Small; 1 to 2 cases annually in specialized centers.

Age at onset
Mainly before the age of 6 years; peak at 3 to 6 years.

Twice as many males as females.

Neurological and mental state
Normal prior to seizure onset.

Childhood dysfunctional disorder probably as the result of an epileptogenic 'functional lesion' in the speech cortex during a critical period of child development. Symptomatic cases are rare.

Clinical manifestations
Linguistic abnormalities (100%) and seizures (75%). It starts with verbal auditory agnosia (inability to respond to linguistic and later non-linguistic sounds). Progress is subacute or step-wise (stuttering and fluctuating). All types of aphasia may appear. Finally, the child may become entirely mute, failing to respond to even non-verbal sounds. Remissions and exacerbations are common.
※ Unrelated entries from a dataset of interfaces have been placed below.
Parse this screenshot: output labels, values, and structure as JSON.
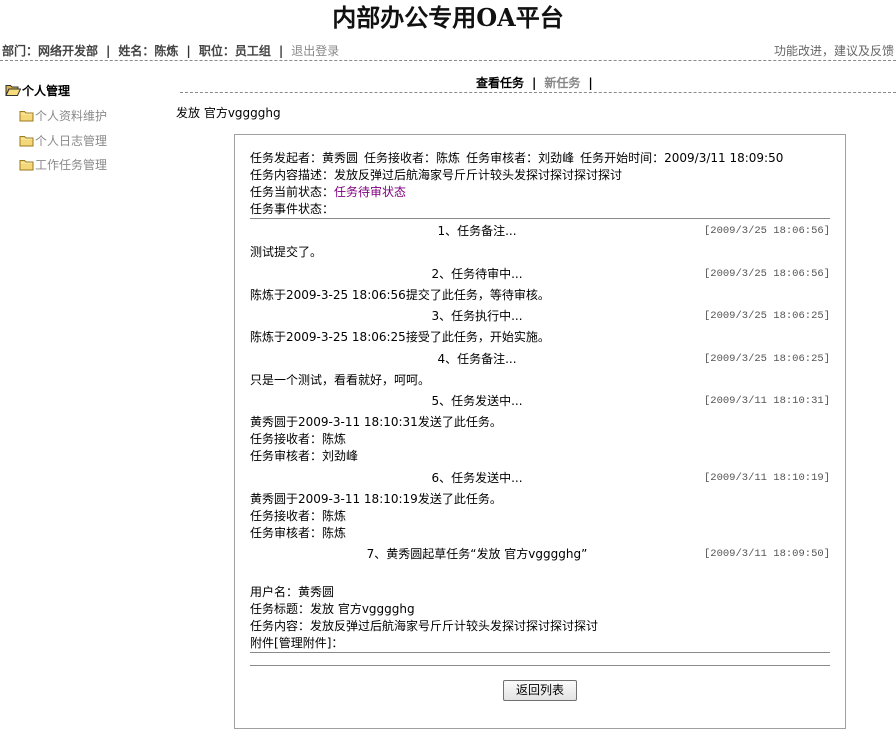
{
  "header": {
    "title": "内部办公专用OA平台",
    "department": "部门：网络开发部",
    "name": "姓名：陈炼",
    "position": "职位：员工组",
    "separator": "|",
    "logout": "退出登录",
    "feedback": "功能改进，建议及反馈"
  },
  "sidebar": {
    "title": "个人管理",
    "items": [
      "个人资料维护",
      "个人日志管理",
      "工作任务管理"
    ]
  },
  "tabs": {
    "view": "查看任务",
    "new": "新任务",
    "separator": "|"
  },
  "task": {
    "title": "发放 官方vgggghg",
    "info": {
      "initiator_label": "任务发起者：",
      "initiator": "黄秀圆",
      "receiver_label": "任务接收者：",
      "receiver": "陈炼",
      "reviewer_label": "任务审核者：",
      "reviewer": "刘劲峰",
      "start_label": "任务开始时间：",
      "start_time": "2009/3/11 18:09:50",
      "desc_label": "任务内容描述：",
      "desc": "发放反弹过后航海家号斤斤计较头发探讨探讨探讨探讨",
      "status_label": "任务当前状态：",
      "status": "任务待审状态",
      "event_label": "任务事件状态："
    }
  },
  "events": [
    {
      "title": "1、任务备注...",
      "time": "[2009/3/25 18:06:56]",
      "lines": [
        "测试提交了。"
      ]
    },
    {
      "title": "2、任务待审中...",
      "time": "[2009/3/25 18:06:56]",
      "lines": [
        "陈炼于2009-3-25 18:06:56提交了此任务，等待审核。"
      ]
    },
    {
      "title": "3、任务执行中...",
      "time": "[2009/3/25 18:06:25]",
      "lines": [
        "陈炼于2009-3-25 18:06:25接受了此任务，开始实施。"
      ]
    },
    {
      "title": "4、任务备注...",
      "time": "[2009/3/25 18:06:25]",
      "lines": [
        "只是一个测试，看看就好，呵呵。"
      ]
    },
    {
      "title": "5、任务发送中...",
      "time": "[2009/3/11 18:10:31]",
      "lines": [
        "黄秀圆于2009-3-11 18:10:31发送了此任务。",
        "任务接收者：陈炼",
        "任务审核者：刘劲峰"
      ]
    },
    {
      "title": "6、任务发送中...",
      "time": "[2009/3/11 18:10:19]",
      "lines": [
        "黄秀圆于2009-3-11 18:10:19发送了此任务。",
        "任务接收者：陈炼",
        "任务审核者：陈炼"
      ]
    },
    {
      "title": "7、黄秀圆起草任务“发放 官方vgggghg”",
      "time": "[2009/3/11 18:09:50]",
      "lines": [
        "用户名：黄秀圆",
        "任务标题：发放 官方vgggghg",
        "任务内容：发放反弹过后航海家号斤斤计较头发探讨探讨探讨探讨"
      ],
      "attachment": {
        "prefix": "附件[",
        "link": "管理附件",
        "suffix": "]："
      }
    }
  ],
  "actions": {
    "back": "返回列表"
  },
  "icons": {
    "sidebar_group": "folder-open-icon",
    "sidebar_item": "folder-icon"
  },
  "colors": {
    "status": "#800080",
    "muted": "#888888",
    "divider": "#8a8a8a"
  }
}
Cognitive and behavioral problems occur in more than 3/4 of patients.

Infrequent seizures (generalized tonic-clonic seizures, focal motor, atypical absences, and atonic seizures or a single or isolated status epilepticus) occur in 3/4 of patients.

Seizures often nocturnal.

Diagnostic procedures
MRI is often normal; functional brain imaging demonstrates abnormalities in the dominant temporal lobe.

Inter-ictal EEG
Posterior temporal sharp slow-wave foci that are often multifocal and bisynchronous. Continuous spikes and waves during slow sleep (CSWS) occur at some stage of the illness in nearly all cases, but this is not a prerequisite for diagnosis.

Ictal EEG
Seizure dependent.

Usually bad. Seizures and EEG abnormalities remit by the age of 15 years, and language and neuropsychological disturbances gradually improve. However, only 10% to 20% achieve complete normalization. All others are left with permanent and often severe sequelae. Outcome does not depend on frequency and type of seizure.

Differential diagnosis
Acquired deafness or elective mutism; epilepsy with continuous spikes and waves during slow-wave sleep (CSWS), benign or severe childhood focal epilepsies.

Management options*
Seizures are easily controlled with AEDs. The aim is to reduce the epileptiform EEG discharges.

Valproate, ethosuximide, clobazam#, and sulthiame# are used. Lamotrigine, levetiracetam, topiramate, and zonisamide may be tried. ACTH or prednisone is often the treatment of choice, particularly in new and younger patients. There is an empirical view that the results depend on early treatment with high initial doses of ACTH or steroids for at least 3 months. Continuation of treatment after this period depends on response and side effects. Steroids are usually used with valproate or benzodiazepines and these may remain after steroid wean. Subpial intracortical transections have relatively good success.

*Expert opinion, please check FDA-approved indications and prescribing information
#Not approved by the FDA

This section was adapted from:

The educational kit on epilepsies: The epileptic syndromes By C. P. Panayiotopoulos Originally published by MEDICINAE, 21 Cave Street, Oxford OX4 1BA

First published 2006 and reprinted in 2007. The Educational Kit on Epilepsies was produced through an unrestricted educational grant from UCB Pharma SA.

UCB Pharma SA assumes no responsibility of the views expressed and recommended treatments in these volumes.

Authored By: 
C. P. Panayiotopoulos MD PhD FRCP
Authored Date: 
Sunday, January 1, 2006
Reviewed By: 
Steven C. Schachter MD
Reviewed Date: 
Sunday, June 1, 2008